The roads were a mess after the overnight re-freeze. Lots of black ice, frozen slush, and even a few sections of runnable tar. Which meant that I waited a bit until I ran.
With 25*F temps, wind chills bringing it down to the teens, and overcast skies, meant that melting would be a slow process.
While I walked Bennie down-back, Mary did her run and was finishing up as we got home. She didn’t have anything good to say about the road conditions and said her run was a LOT slower than usual. Mary warned me not to fall down (she may have used other words). 😎
I wanted to wait a little longer to if it warmed up a little more. But I knew that if I waited too long, I might find all kinds of excuses to get out of running this morning. That procrastination thing that afflicts me every so often.
So I got up, changed into my cold weather running gear, walked down the driveway, and started running. I go slow when I first start running to let the body remember what it is supposed to be doing. But as I was running, I got to thinking about how inflexible/tight my body was feeling and how I was setting myself up for some kind of injury unnecessarily.
Sometimes, you forget how important the warm-up is to injury prevention. How I felt during that first mile this morning helped me remember all too well.

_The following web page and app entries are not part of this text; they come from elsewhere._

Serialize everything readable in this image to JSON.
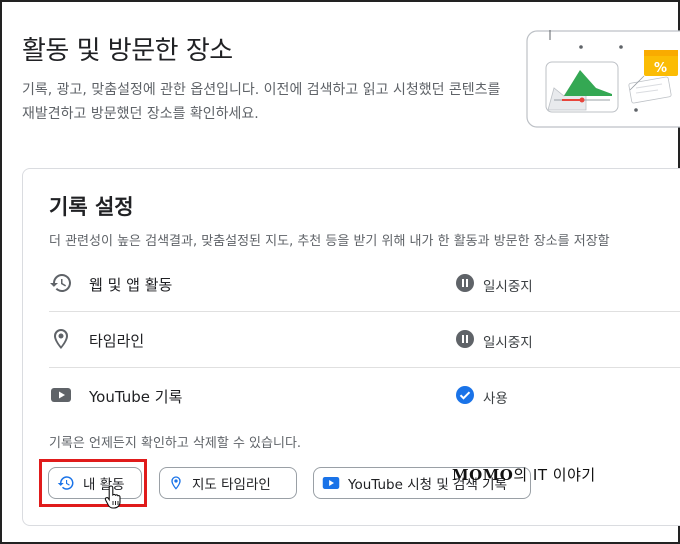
{
  "page": {
    "title": "활동 및 방문한 장소",
    "description": "기록, 광고, 맞춤설정에 관한 옵션입니다. 이전에 검색하고 읽고 시청했던 콘텐츠를 재발견하고 방문했던 장소를 확인하세요."
  },
  "history_settings": {
    "title": "기록 설정",
    "description": "더 관련성이 높은 검색결과, 맞춤설정된 지도, 추천 등을 받기 위해 내가 한 활동과 방문한 장소를 저장할",
    "rows": [
      {
        "label": "웹 및 앱 활동",
        "status": "일시중지",
        "icon": "history-icon",
        "status_icon": "pause-icon"
      },
      {
        "label": "타임라인",
        "status": "일시중지",
        "icon": "location-pin-icon",
        "status_icon": "pause-icon"
      },
      {
        "label": "YouTube 기록",
        "status": "사용",
        "icon": "youtube-icon",
        "status_icon": "check-circle-icon"
      }
    ],
    "footnote": "기록은 언제든지 확인하고 삭제할 수 있습니다."
  },
  "buttons": {
    "my_activity": "내 활동",
    "maps_timeline": "지도 타임라인",
    "youtube_history": "YouTube 시청 및 검색 기록"
  },
  "watermark": {
    "brand": "MOMO",
    "rest": "의 IT 이야기"
  },
  "colors": {
    "accent_blue": "#1a73e8",
    "highlight_red": "#e01b1b",
    "pause_gray": "#5f6368"
  }
}
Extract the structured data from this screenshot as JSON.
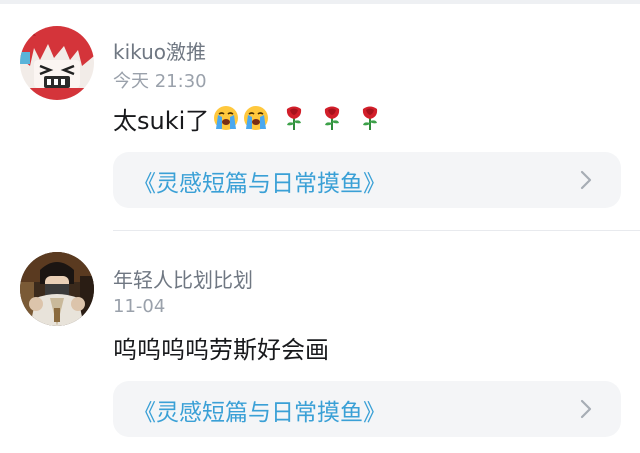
{
  "comments": [
    {
      "username": "kikuo激推",
      "time": "今天 21:30",
      "text": "太suki了",
      "emojis": [
        "loudly-crying-face-icon",
        "loudly-crying-face-icon",
        "rose-icon",
        "rose-icon",
        "rose-icon"
      ],
      "link": "《灵感短篇与日常摸鱼》"
    },
    {
      "username": "年轻人比划比划",
      "time": "11-04",
      "text": "呜呜呜呜劳斯好会画",
      "emojis": [],
      "link": "《灵感短篇与日常摸鱼》"
    }
  ],
  "colors": {
    "link": "#3aa0d6",
    "username": "#6f7782",
    "timestamp": "#9aa1ab",
    "card_bg": "#f4f5f7"
  }
}
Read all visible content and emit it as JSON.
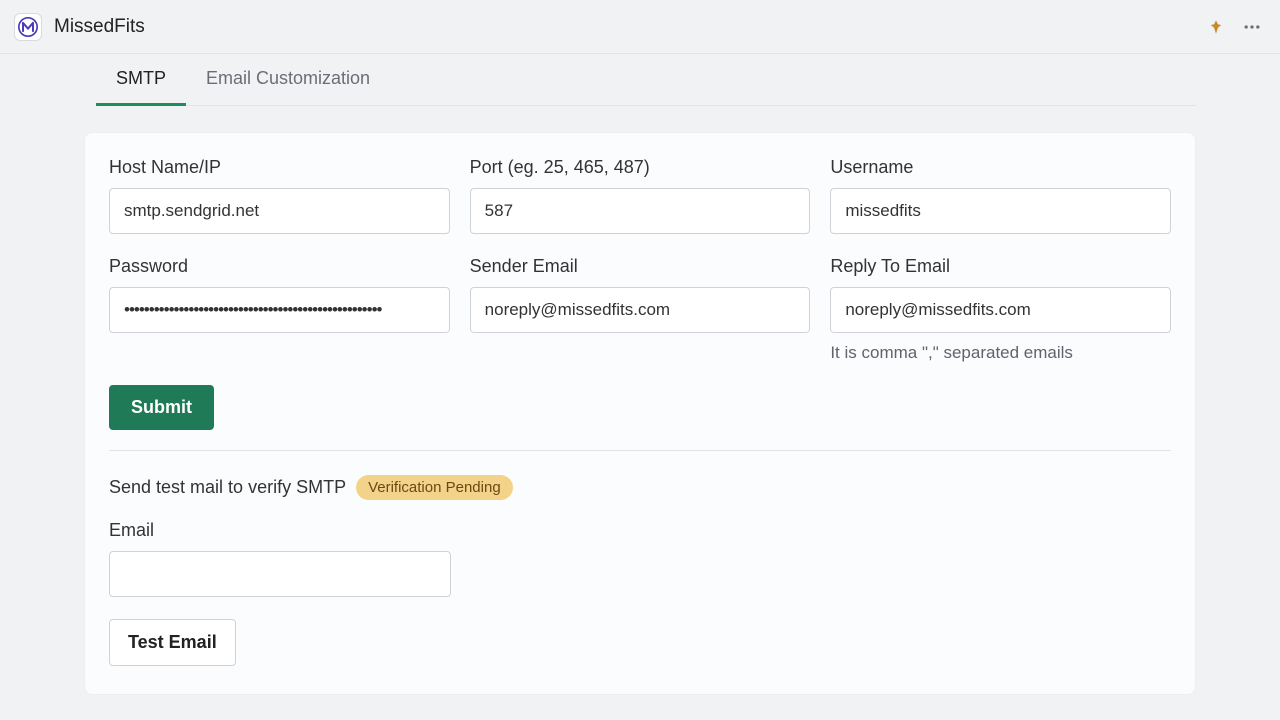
{
  "header": {
    "app_name": "MissedFits"
  },
  "tabs": {
    "smtp": "SMTP",
    "email_customization": "Email Customization"
  },
  "fields": {
    "host_label": "Host Name/IP",
    "host_value": "smtp.sendgrid.net",
    "port_label": "Port (eg. 25, 465, 487)",
    "port_value": "587",
    "username_label": "Username",
    "username_value": "missedfits",
    "password_label": "Password",
    "password_value": "••••••••••••••••••••••••••••••••••••••••••••••••••••",
    "sender_label": "Sender Email",
    "sender_value": "noreply@missedfits.com",
    "reply_label": "Reply To Email",
    "reply_value": "noreply@missedfits.com",
    "reply_help": "It is comma \",\" separated emails"
  },
  "buttons": {
    "submit": "Submit",
    "test_email": "Test Email"
  },
  "verify": {
    "text": "Send test mail to verify SMTP",
    "badge": "Verification Pending",
    "email_label": "Email",
    "email_value": ""
  }
}
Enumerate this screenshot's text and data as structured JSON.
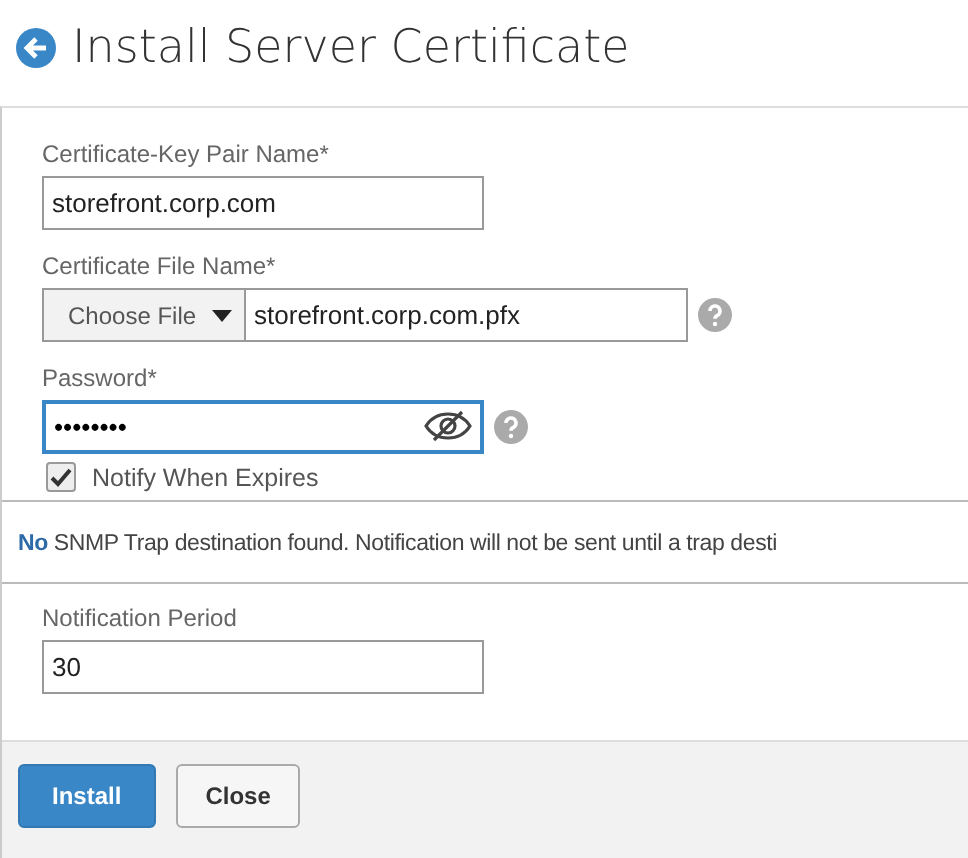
{
  "title": "Install Server Certificate",
  "fields": [
    {
      "kind": "text",
      "label": "Certificate-Key Pair Name*",
      "value": "storefront.corp.com"
    },
    {
      "kind": "file",
      "label": "Certificate File Name*",
      "button": "Choose File",
      "value": "storefront.corp.com.pfx"
    },
    {
      "kind": "password",
      "label": "Password*",
      "value": "••••••••",
      "focused": true
    }
  ],
  "notify": {
    "label": "Notify When Expires",
    "checked": true
  },
  "message": "**No** SNMP Trap destination found. Notification will not be sent until a trap desti",
  "period": {
    "label": "Notification Period",
    "value": "30"
  },
  "buttons": [
    {
      "label": "Install",
      "kind": "primary"
    },
    {
      "label": "Close",
      "kind": "secondary"
    }
  ]
}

While running, it was all about focusing on where I was putting my feet. There was still a lot of black ice, and the frozen slush had been driven over and was slippery in a different way than the ice. The first and second miles were about figuring out where the icy spots were. Then what the safest lines were, through those bad sections and where the road was almost tar.
The hardest part of the run was during the turn-arounds. They seemed like I was coming close to a complete stop and then turning. I probably didn’t need to, but I am meechy about bouncing around on the tar either arse or face first.
For the rest of the run, I focused on staying upright, and I even thought about doing another lap. When it came down to it, I was more tired mentally than I was anything else. It is mentally draining to maintain that kind of focus for me for over 4.0 miles. So I stopped after the fourth lap.
Being able to hold my focus for longer periods of time is something that I need to work on.
The Meraki’s did an excellent job of keeping me upright and were comfortable even though the temps felt like they were in the teens. My feet weren’t cold, so the protection level was quite good.
What did I learn?
One thing that I am going to change is my pre-run routine after today. I have gotten lazy and gone away from any of the dynamic warm-ups that I had incorporated last Spring. All I want to do is get dressed and run. Which is not what I need to do and will bite me square in the arse at some point.
Even though this was not a fast run, it was still a challenging run that forced me to focus on what I was doing the entire time I was running this morning. This is something that I have had a problem with my whole running life and I am hoping that running outside all this winter will help me be able to focus longer during difficult parts of my runs.
Overall, kind of a get the run done kind of day. Nothing spectacular happened, no dog encounters, and no crazy drivers doing stoopid stuff. In other words, a decent day.